DATA RECORDS section start

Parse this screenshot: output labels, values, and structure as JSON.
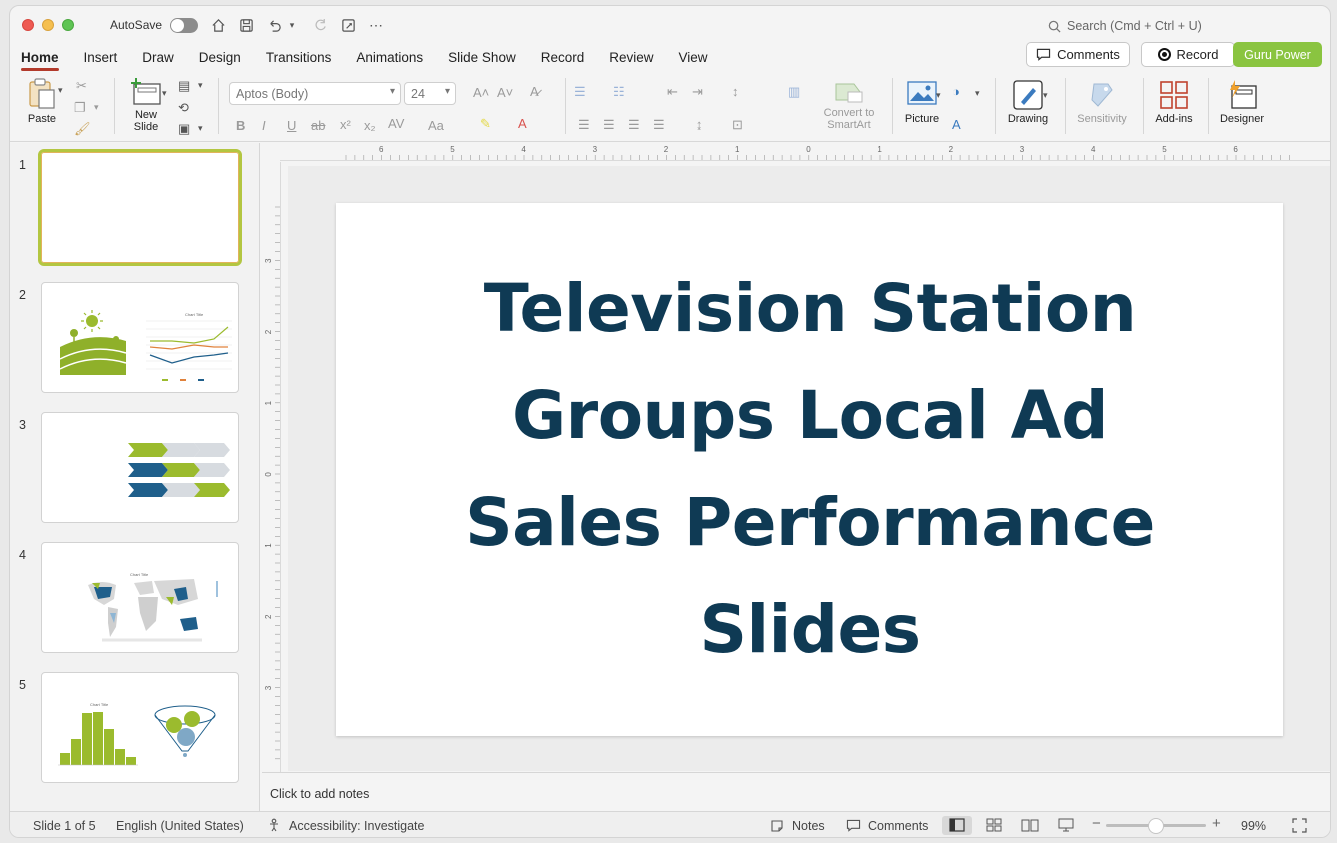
{
  "titlebar": {
    "autosave_label": "AutoSave",
    "search_placeholder": "Search (Cmd + Ctrl + U)"
  },
  "tabs": [
    "Home",
    "Insert",
    "Draw",
    "Design",
    "Transitions",
    "Animations",
    "Slide Show",
    "Record",
    "Review",
    "View"
  ],
  "actions": {
    "comments": "Comments",
    "record": "Record",
    "guru": "Guru Power"
  },
  "ribbon": {
    "paste": "Paste",
    "new_slide_1": "New",
    "new_slide_2": "Slide",
    "font_name": "Aptos (Body)",
    "font_size": "24",
    "convert_1": "Convert to",
    "convert_2": "SmartArt",
    "picture": "Picture",
    "drawing": "Drawing",
    "sensitivity": "Sensitivity",
    "addins": "Add-ins",
    "designer": "Designer"
  },
  "thumbnails": [
    "1",
    "2",
    "3",
    "4",
    "5"
  ],
  "thumb_texts": {
    "chart_title": "Chart Title"
  },
  "ruler": {
    "h_ticks": [
      "6",
      "5",
      "4",
      "3",
      "2",
      "1",
      "0",
      "1",
      "2",
      "3",
      "4",
      "5",
      "6"
    ],
    "v_ticks": [
      "3",
      "2",
      "1",
      "0",
      "1",
      "2",
      "3"
    ]
  },
  "slide": {
    "title_lines": [
      "Television Station",
      "Groups Local Ad",
      "Sales Performance",
      "Slides"
    ]
  },
  "notes_placeholder": "Click to add notes",
  "status": {
    "slide_info": "Slide 1 of 5",
    "language": "English (United States)",
    "accessibility": "Accessibility: Investigate",
    "notes": "Notes",
    "comments": "Comments",
    "zoom": "99%"
  },
  "colors": {
    "title": "#0f3a54",
    "accent_green": "#8ac440",
    "tab_underline": "#b23a2b"
  }
}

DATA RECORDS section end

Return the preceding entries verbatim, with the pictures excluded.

Parse this screenshot: output labels, values, and structure as JSON.
{
  "titlebar": {
    "autosave_label": "AutoSave",
    "search_placeholder": "Search (Cmd + Ctrl + U)"
  },
  "tabs": [
    "Home",
    "Insert",
    "Draw",
    "Design",
    "Transitions",
    "Animations",
    "Slide Show",
    "Record",
    "Review",
    "View"
  ],
  "actions": {
    "comments": "Comments",
    "record": "Record",
    "guru": "Guru Power"
  },
  "ribbon": {
    "paste": "Paste",
    "new_slide_1": "New",
    "new_slide_2": "Slide",
    "font_name": "Aptos (Body)",
    "font_size": "24",
    "convert_1": "Convert to",
    "convert_2": "SmartArt",
    "picture": "Picture",
    "drawing": "Drawing",
    "sensitivity": "Sensitivity",
    "addins": "Add-ins",
    "designer": "Designer"
  },
  "thumbnails": [
    "1",
    "2",
    "3",
    "4",
    "5"
  ],
  "thumb_texts": {
    "chart_title": "Chart Title"
  },
  "ruler": {
    "h_ticks": [
      "6",
      "5",
      "4",
      "3",
      "2",
      "1",
      "0",
      "1",
      "2",
      "3",
      "4",
      "5",
      "6"
    ],
    "v_ticks": [
      "3",
      "2",
      "1",
      "0",
      "1",
      "2",
      "3"
    ]
  },
  "slide": {
    "title_lines": [
      "Television Station",
      "Groups Local Ad",
      "Sales Performance",
      "Slides"
    ]
  },
  "notes_placeholder": "Click to add notes",
  "status": {
    "slide_info": "Slide 1 of 5",
    "language": "English (United States)",
    "accessibility": "Accessibility: Investigate",
    "notes": "Notes",
    "comments": "Comments",
    "zoom": "99%"
  },
  "colors": {
    "title": "#0f3a54",
    "accent_green": "#8ac440",
    "tab_underline": "#b23a2b"
  }
}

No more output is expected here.